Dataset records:
▼

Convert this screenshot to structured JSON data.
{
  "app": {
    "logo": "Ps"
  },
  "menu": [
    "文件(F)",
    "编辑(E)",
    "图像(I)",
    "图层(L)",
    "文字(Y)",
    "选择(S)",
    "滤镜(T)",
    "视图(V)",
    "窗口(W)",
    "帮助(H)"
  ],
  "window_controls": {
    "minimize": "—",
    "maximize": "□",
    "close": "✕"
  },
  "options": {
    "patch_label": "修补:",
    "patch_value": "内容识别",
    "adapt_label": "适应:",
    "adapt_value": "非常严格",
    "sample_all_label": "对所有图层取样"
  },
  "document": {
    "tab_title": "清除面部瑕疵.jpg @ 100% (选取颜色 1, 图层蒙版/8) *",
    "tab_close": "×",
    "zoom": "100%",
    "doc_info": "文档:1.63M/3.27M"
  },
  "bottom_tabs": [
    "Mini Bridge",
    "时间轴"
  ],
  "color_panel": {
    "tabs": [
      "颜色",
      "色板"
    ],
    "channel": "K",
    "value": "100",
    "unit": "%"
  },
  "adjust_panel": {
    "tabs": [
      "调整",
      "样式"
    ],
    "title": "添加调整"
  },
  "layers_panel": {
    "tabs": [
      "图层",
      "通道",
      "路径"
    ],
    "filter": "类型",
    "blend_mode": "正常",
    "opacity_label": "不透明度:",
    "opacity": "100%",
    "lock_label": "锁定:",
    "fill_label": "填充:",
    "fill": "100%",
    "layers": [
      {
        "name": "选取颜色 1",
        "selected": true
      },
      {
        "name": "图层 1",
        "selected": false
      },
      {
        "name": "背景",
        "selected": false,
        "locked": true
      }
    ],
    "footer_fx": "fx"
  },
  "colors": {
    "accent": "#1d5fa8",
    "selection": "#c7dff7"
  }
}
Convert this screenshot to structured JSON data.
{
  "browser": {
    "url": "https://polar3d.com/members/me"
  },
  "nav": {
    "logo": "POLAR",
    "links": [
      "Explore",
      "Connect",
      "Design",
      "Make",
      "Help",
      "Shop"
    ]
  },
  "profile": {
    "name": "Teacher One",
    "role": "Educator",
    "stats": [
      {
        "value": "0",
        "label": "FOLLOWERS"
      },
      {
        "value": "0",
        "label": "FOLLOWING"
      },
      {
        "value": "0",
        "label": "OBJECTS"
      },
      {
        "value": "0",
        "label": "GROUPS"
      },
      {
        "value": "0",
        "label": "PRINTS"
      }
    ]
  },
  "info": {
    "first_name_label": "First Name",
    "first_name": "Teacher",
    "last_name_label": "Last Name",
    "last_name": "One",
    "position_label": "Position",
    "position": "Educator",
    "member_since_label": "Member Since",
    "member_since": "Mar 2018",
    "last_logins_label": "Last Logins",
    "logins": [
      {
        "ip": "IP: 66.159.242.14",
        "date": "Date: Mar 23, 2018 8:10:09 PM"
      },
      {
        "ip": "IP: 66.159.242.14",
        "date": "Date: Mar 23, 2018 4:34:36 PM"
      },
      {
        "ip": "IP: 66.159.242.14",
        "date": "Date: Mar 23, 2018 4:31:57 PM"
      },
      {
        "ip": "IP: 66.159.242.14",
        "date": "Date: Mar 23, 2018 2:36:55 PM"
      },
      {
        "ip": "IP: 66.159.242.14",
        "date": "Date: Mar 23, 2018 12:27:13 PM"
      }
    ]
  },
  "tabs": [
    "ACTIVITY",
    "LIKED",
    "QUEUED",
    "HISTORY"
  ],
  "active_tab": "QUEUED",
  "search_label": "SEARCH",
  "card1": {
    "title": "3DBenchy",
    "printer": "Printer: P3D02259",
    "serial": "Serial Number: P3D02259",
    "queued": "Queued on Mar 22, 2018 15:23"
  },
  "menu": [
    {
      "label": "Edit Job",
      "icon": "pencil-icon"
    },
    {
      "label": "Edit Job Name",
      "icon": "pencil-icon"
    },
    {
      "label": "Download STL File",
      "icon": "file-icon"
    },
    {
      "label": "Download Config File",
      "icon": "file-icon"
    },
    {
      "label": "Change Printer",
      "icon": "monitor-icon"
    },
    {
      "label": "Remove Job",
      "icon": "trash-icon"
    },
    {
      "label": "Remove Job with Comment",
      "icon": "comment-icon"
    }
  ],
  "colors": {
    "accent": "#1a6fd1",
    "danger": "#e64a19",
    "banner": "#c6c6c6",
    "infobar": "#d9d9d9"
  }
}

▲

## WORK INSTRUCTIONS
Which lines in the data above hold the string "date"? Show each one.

## TASK OUTPUT
        "date": "Date: Mar 23, 2018 8:10:09 PM"
        "date": "Date: Mar 23, 2018 4:34:36 PM"
        "date": "Date: Mar 23, 2018 4:31:57 PM"
        "date": "Date: Mar 23, 2018 2:36:55 PM"
        "date": "Date: Mar 23, 2018 12:27:13 PM"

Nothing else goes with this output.